Gather all lines in the records below that include the word "category".

**Data records:**
┄┄┄┄┄┄┄┄┄┄

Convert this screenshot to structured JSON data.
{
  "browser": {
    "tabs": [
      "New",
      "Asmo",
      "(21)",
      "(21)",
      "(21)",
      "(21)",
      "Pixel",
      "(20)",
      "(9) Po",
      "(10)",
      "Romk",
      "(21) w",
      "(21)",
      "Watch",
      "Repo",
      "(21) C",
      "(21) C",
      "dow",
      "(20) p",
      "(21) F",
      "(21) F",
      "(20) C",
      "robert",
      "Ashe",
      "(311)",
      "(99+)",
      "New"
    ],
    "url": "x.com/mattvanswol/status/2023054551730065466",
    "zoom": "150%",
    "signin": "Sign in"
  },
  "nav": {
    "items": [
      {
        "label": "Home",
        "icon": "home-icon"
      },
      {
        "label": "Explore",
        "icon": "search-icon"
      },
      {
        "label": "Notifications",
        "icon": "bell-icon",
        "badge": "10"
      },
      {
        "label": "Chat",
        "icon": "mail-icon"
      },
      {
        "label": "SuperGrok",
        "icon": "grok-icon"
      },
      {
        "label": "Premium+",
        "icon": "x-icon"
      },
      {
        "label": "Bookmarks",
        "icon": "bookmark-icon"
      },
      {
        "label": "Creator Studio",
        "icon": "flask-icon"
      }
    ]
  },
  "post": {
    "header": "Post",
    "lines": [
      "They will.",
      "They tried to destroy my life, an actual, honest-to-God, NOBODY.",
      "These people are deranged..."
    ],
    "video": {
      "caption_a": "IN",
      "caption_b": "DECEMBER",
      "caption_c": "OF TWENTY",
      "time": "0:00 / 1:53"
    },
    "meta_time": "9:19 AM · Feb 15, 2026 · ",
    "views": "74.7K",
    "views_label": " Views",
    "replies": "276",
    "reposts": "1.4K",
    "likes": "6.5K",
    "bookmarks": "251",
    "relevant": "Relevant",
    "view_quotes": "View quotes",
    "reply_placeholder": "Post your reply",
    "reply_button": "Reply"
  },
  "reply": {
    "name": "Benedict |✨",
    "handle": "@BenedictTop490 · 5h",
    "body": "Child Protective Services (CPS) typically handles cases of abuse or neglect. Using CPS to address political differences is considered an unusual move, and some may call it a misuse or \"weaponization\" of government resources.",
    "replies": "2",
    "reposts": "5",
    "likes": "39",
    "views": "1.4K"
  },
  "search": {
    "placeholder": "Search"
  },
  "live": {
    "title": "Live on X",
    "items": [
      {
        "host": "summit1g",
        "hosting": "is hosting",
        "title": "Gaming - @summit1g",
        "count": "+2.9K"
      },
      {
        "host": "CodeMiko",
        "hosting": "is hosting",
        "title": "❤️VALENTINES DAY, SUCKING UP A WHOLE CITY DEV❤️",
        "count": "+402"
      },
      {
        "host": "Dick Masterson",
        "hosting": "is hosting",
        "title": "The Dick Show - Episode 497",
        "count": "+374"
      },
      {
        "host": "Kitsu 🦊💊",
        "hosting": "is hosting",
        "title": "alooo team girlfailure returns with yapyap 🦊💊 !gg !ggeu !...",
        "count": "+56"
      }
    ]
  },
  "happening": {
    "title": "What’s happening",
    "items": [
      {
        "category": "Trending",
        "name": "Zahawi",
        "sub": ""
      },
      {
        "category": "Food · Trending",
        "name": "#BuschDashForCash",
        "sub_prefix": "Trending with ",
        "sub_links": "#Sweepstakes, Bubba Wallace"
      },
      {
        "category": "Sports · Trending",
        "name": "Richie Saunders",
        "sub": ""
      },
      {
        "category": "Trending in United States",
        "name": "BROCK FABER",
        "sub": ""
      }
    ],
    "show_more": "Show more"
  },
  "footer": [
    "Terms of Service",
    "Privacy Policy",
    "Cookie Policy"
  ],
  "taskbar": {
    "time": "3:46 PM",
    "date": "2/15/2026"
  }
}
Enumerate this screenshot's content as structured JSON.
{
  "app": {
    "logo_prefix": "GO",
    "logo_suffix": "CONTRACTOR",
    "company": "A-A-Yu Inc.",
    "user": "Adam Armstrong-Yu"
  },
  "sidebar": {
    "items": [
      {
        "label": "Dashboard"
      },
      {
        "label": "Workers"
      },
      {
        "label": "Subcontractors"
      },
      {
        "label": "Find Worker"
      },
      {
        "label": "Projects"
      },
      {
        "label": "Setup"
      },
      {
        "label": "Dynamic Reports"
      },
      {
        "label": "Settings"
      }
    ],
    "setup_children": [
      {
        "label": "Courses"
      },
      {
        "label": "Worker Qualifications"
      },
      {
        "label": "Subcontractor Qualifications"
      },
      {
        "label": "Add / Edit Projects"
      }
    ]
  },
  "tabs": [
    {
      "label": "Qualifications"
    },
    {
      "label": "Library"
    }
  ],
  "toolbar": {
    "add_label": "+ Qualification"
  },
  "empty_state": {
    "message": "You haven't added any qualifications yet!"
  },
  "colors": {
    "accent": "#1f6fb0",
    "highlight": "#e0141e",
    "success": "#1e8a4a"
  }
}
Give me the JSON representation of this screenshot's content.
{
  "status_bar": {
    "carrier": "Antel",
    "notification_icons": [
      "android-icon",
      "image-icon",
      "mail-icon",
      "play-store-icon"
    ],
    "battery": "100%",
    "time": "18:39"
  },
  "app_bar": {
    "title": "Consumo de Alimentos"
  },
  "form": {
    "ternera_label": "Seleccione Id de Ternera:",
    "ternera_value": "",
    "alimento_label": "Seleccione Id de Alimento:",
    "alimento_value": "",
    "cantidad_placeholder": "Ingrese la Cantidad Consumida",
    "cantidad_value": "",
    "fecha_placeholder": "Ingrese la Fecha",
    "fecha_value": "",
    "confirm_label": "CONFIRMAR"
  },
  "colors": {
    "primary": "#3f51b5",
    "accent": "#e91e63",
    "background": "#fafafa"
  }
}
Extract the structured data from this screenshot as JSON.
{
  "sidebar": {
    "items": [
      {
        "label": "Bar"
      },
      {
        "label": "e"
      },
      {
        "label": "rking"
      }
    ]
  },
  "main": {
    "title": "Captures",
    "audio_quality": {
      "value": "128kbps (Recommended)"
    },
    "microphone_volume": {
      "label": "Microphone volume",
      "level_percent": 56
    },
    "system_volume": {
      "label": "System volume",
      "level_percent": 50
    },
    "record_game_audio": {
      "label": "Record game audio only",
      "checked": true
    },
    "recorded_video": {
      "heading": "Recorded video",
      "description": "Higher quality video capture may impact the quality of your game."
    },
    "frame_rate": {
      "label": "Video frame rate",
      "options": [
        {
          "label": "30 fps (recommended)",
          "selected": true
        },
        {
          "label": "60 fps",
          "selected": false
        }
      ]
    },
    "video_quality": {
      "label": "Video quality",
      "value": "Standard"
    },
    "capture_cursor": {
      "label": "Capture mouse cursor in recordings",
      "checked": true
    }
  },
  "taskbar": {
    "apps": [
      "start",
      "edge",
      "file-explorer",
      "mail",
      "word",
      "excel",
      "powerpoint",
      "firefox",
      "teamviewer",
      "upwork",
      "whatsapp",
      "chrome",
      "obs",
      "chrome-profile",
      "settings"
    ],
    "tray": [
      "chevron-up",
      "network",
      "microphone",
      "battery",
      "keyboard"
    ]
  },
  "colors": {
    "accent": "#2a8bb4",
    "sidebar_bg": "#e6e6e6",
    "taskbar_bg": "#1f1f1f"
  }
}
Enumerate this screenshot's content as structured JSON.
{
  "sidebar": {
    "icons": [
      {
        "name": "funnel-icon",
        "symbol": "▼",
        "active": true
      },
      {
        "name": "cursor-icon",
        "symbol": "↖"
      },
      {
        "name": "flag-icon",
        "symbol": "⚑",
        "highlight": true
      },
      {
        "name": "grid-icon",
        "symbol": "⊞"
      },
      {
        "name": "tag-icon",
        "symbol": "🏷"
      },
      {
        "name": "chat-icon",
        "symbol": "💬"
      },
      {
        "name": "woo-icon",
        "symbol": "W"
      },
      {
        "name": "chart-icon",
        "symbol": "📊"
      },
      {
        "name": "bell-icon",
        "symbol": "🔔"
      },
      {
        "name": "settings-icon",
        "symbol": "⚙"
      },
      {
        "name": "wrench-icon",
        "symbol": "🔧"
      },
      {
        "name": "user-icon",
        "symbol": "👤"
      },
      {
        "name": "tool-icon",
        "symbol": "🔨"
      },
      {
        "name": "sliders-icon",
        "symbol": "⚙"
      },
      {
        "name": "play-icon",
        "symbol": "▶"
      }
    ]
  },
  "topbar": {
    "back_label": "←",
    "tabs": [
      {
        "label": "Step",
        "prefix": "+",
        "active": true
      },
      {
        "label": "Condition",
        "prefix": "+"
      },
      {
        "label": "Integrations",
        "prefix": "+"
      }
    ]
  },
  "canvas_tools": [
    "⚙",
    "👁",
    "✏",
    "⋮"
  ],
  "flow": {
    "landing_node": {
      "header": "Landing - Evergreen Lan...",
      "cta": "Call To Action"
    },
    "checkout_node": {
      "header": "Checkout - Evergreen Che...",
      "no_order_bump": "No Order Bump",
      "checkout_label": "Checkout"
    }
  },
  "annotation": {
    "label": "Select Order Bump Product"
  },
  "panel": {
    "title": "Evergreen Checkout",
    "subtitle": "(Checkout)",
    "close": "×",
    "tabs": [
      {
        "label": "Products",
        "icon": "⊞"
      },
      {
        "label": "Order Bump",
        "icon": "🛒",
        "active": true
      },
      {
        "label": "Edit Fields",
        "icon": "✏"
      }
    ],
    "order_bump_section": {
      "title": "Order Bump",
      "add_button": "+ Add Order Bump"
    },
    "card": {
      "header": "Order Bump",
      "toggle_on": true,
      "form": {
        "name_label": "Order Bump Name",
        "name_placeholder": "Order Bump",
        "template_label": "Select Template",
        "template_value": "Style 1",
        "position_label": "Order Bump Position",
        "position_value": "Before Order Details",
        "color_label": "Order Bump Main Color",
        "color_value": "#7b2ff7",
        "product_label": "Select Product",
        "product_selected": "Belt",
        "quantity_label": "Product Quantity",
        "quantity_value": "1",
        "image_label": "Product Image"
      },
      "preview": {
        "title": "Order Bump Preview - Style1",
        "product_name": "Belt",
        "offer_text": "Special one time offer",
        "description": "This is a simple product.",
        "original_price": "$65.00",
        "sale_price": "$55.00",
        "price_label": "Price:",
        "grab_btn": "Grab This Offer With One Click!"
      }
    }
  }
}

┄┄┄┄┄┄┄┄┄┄

**Answer for this exercise:**
        "category": "Trending",
        "category": "Food · Trending",
        "category": "Sports · Trending",
        "category": "Trending in United States",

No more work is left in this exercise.